4. Learning from our practice as an action researcher and as part of the evolution. Get a gender-mixed advising team; gather views on gender issues from the multi-disciplinary team; locate a supervisor of an opposite gender. While some studies try to advocate for the so-called female-enabling or gender-neutral policies, in the very nature of our profession, we call for systems-enabling approaches, raising system awareness and change capability with and for the family. And this should be robust across cultures.

We advisors face the growing complexities in the evolution of female power in Asian family firms, and we need better tools to advance our practices. We see the importance of understanding the nature of male hegemony situated in our cultures and have identified potential learning sources to help construct our culturally sensitive practice. We should also be aware of other moving parts not covered here, such as growing LGBT rights, an increasing divorce rate, a widening gap in female-male life expectancies, changing family structures, and shifting government policies, as an integral part of this evolution.

About the contributor

Jeremy Cheng, CFBA, CFWA, ACFBA, is the manager of the Tanoto Center for Asian Family Business and Entrepreneurship Studies at the Hong Kong University of Science and Technology. He is interested in promoting education, research, and practice of both family businesses and family advisors in the Asia-Pacific context. Jeremy can be reached at [email protected].

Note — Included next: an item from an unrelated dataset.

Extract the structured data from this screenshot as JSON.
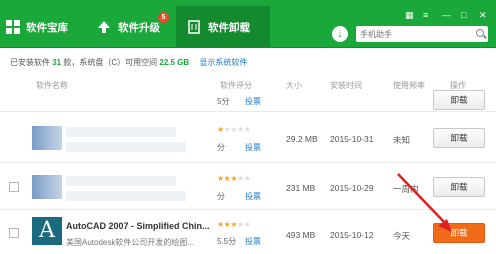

[1] HSBC Private Bank (2016). The Essence of Enterprise Report 2016.

[2] Dieleman, M., Ibrahim, M., & Khor, J. (2016). Building Diversity in Asia Pacific Boardrooms. Centre for Governance, Institutions & Organisations, NUS Business School and Korn Ferry.

[3] Cap 178 Marriage Reform Ordinance.

[4] Some case information is disguised to protect the confidentiality of the individual and the family.

[5] Gersick, C., Grady, K., & Lansberg, I. (2013). Women in Asian Family Enterprises: Understanding the Past – Looking into the Future. HSBC Private Bank.

[6] Dumas, C. (1998). Women’s pathways to participation and leadership in the family-owned firm. Family Business Review, 11(3), 219-228.

[7] See the proceedings of HKUST seminar on “Creating Opportunities for the Next Generation in Family Businesses” for more details.

[8] See the case on “TSL Jewellery: An innovator across generations” by K. Au, A. Chan, and H. Lam (IVEY Publishing: 9B15M017).

[9] See the case on “Lee Kum Kee: Female succession in family business” by R. King and W. Peng (HKUST Case 0114-024).